[Website and app data records]
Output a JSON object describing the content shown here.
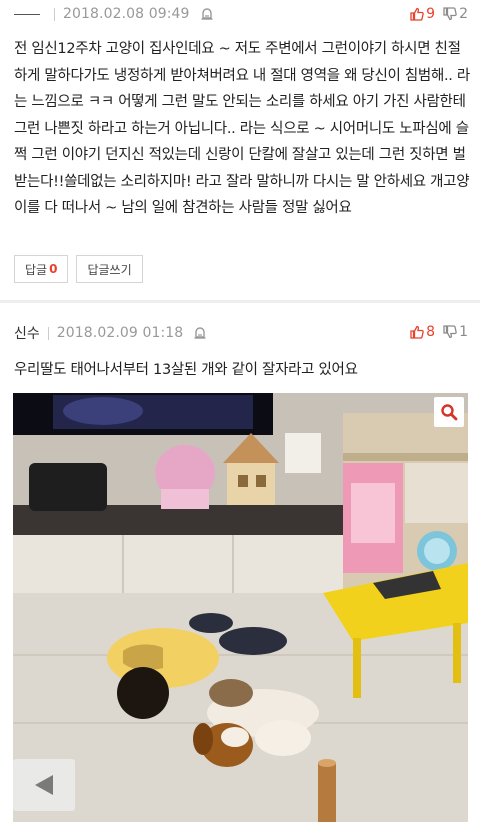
{
  "comments": [
    {
      "date": "2018.02.08 09:49",
      "upvotes": "9",
      "downvotes": "2",
      "text": "전 임신12주차 고양이 집사인데요 ~ 저도 주변에서 그런이야기 하시면 친절하게 말하다가도 냉정하게 받아쳐버려요 내 절대 영역을 왜 당신이 침범해.. 라는 느낌으로 ㅋㅋ 어떻게 그런 말도 안되는 소리를 하세요 아기 가진 사람한테 그런 나쁜짓 하라고 하는거 아닙니다.. 라는 식으로 ~ 시어머니도 노파심에 슬쩍 그런 이야기 던지신 적있는데 신랑이 단칼에 잘살고 있는데 그런 짓하면 벌받는다!!쓸데없는 소리하지마! 라고 잘라 말하니까 다시는 말 안하세요 개고양이를 다 떠나서 ~ 남의 일에 참견하는 사람들 정말 싫어요",
      "reply_label": "답글",
      "reply_count": "0",
      "write_reply_label": "답글쓰기"
    },
    {
      "author": "신수",
      "date": "2018.02.09 01:18",
      "upvotes": "8",
      "downvotes": "1",
      "text": "우리딸도 태어나서부터 13살된 개와 같이 잘자라고 있어요"
    }
  ],
  "icons": {
    "report": "report-icon",
    "upvote": "thumbs-up-icon",
    "downvote": "thumbs-down-icon",
    "search": "search-icon",
    "back": "back-arrow-icon"
  },
  "colors": {
    "upvote": "#e8412c",
    "downvote": "#8a8a8a",
    "search": "#d4352b"
  }
}
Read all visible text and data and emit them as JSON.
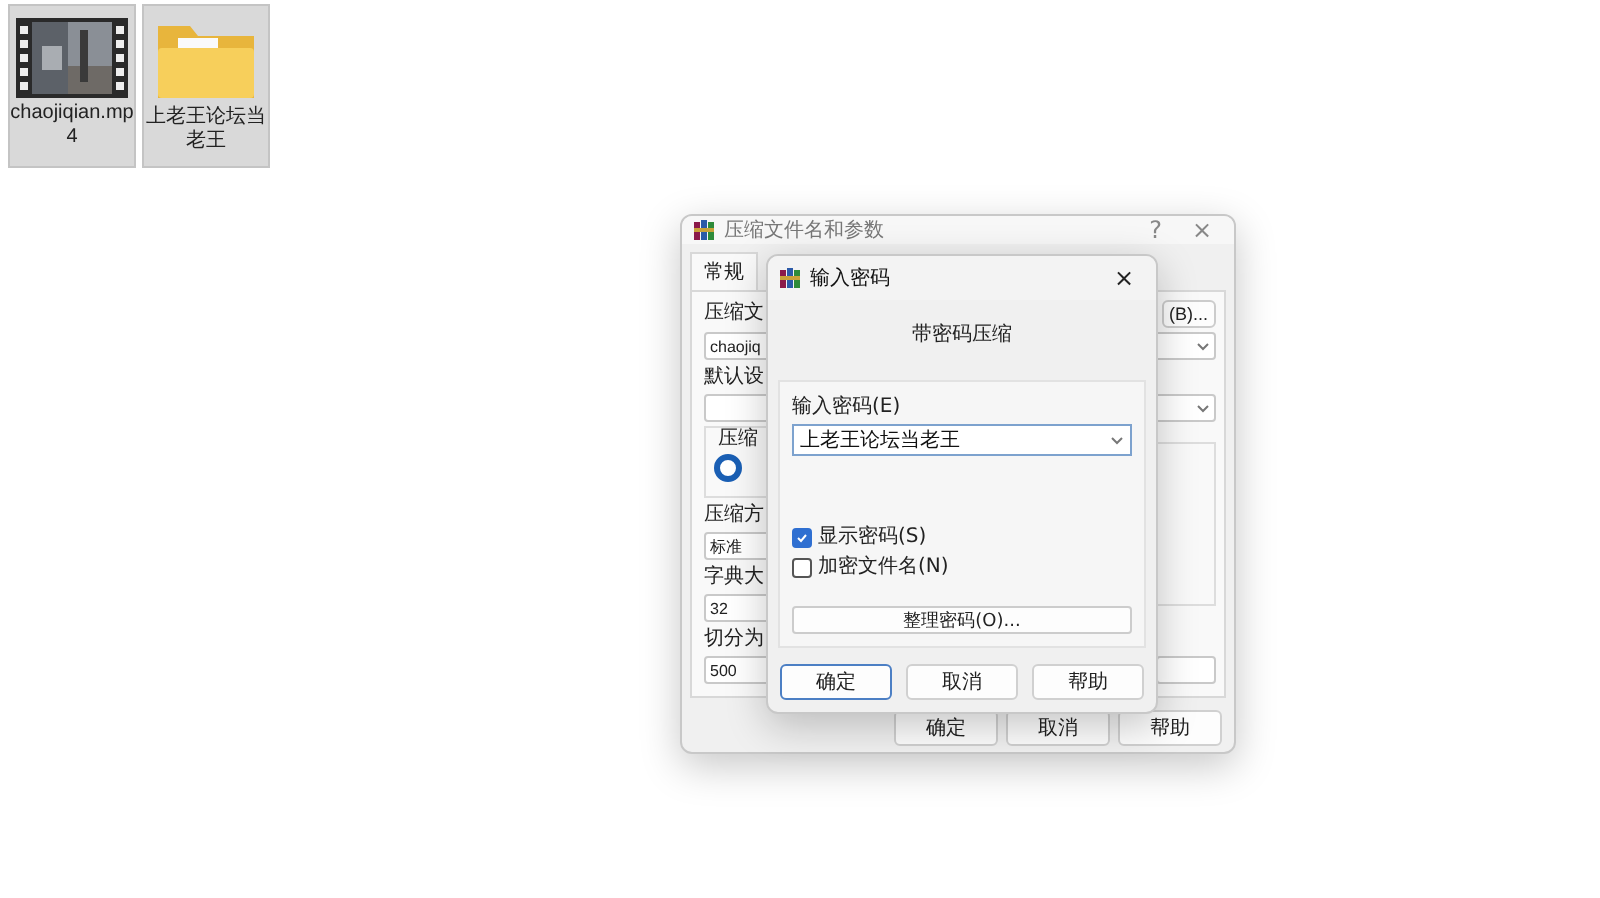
{
  "desktop_icons": [
    {
      "kind": "video",
      "label": "chaojiqian.mp4",
      "selected": true
    },
    {
      "kind": "folder",
      "label": "上老王论坛当老王",
      "selected": true
    }
  ],
  "back_dialog": {
    "title": "压缩文件名和参数",
    "help": "?",
    "close": "×",
    "tabs": [
      {
        "label": "常规",
        "selected": true
      }
    ],
    "archive_name_label": "压缩文",
    "browse_button": "(B)...",
    "archive_name": "chaojiq",
    "profile_label": "默认设",
    "group_label": "压缩",
    "radio": {
      "selected": true
    },
    "method_label": "压缩方",
    "method": "标准",
    "dict_label": "字典大",
    "dict": "32",
    "split_label": "切分为",
    "split": "500",
    "buttons": [
      {
        "label": "确定"
      },
      {
        "label": "取消"
      },
      {
        "label": "帮助"
      }
    ]
  },
  "password_dialog": {
    "title": "输入密码",
    "close": "×",
    "heading": "带密码压缩",
    "password_label": "输入密码(E)",
    "password": "上老王论坛当老王",
    "checkboxes": [
      {
        "label": "显示密码(S)",
        "checked": true
      },
      {
        "label": "加密文件名(N)",
        "checked": false
      }
    ],
    "organize_button": "整理密码(O)...",
    "buttons": [
      {
        "label": "确定",
        "selected": true
      },
      {
        "label": "取消",
        "selected": false
      },
      {
        "label": "帮助",
        "selected": false
      }
    ]
  }
}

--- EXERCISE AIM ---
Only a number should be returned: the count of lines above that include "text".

--- ANSWER TO THIS PROBLEM ---
3